_Description of the task_
Check each line of the records below for the word "HOLIDAYS" and copy those where it appears.

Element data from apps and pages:

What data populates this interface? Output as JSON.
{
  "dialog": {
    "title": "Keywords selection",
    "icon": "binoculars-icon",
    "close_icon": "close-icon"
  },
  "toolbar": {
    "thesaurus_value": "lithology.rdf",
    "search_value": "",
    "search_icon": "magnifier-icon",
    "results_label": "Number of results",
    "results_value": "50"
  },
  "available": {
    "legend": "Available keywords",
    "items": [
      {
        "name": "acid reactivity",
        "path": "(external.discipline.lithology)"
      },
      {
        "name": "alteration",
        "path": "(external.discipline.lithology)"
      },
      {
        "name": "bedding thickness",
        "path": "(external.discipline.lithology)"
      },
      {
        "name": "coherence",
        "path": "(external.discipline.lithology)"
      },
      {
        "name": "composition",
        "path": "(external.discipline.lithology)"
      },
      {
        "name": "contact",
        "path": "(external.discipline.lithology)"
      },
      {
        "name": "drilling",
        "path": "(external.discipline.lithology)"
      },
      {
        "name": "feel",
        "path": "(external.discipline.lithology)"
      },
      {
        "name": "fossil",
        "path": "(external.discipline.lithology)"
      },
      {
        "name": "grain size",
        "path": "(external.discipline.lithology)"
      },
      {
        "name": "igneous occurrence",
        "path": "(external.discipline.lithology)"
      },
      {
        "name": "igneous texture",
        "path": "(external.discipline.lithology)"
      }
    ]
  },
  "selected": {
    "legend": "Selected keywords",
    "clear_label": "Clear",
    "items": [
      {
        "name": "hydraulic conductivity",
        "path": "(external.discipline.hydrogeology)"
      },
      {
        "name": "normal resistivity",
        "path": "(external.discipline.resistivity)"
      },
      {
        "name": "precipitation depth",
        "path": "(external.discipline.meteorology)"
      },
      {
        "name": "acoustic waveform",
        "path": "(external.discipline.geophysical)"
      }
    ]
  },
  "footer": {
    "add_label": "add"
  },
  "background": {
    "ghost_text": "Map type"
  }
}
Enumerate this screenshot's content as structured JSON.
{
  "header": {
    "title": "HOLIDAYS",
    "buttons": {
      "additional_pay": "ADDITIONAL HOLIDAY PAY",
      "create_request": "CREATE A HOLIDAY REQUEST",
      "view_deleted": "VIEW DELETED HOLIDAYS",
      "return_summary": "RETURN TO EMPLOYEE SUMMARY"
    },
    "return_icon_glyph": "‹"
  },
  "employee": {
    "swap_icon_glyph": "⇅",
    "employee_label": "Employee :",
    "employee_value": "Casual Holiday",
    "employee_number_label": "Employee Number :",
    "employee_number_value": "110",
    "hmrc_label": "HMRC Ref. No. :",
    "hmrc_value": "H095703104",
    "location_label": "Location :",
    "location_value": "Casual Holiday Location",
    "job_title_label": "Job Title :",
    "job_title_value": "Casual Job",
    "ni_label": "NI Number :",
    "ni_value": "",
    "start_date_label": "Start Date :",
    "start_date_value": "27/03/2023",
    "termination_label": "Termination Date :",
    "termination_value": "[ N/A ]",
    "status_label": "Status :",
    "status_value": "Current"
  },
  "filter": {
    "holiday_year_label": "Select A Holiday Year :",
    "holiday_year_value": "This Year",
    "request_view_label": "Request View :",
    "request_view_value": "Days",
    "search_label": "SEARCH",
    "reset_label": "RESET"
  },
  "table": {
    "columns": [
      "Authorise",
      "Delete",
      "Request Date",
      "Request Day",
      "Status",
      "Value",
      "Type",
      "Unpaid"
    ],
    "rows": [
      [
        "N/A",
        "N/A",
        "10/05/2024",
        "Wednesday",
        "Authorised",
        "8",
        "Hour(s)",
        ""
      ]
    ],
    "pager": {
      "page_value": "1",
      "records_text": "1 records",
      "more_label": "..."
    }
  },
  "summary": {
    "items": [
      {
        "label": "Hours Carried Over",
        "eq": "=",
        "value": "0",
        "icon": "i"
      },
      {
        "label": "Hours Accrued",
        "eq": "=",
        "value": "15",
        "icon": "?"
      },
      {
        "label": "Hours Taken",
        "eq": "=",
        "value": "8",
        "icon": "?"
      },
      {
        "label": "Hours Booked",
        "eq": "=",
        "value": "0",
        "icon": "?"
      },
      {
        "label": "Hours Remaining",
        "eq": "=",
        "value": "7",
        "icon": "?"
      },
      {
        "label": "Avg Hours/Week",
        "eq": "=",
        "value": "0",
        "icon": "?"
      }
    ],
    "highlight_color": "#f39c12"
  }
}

_Response box_
    "title": "HOLIDAYS",
      "view_deleted": "VIEW DELETED HOLIDAYS",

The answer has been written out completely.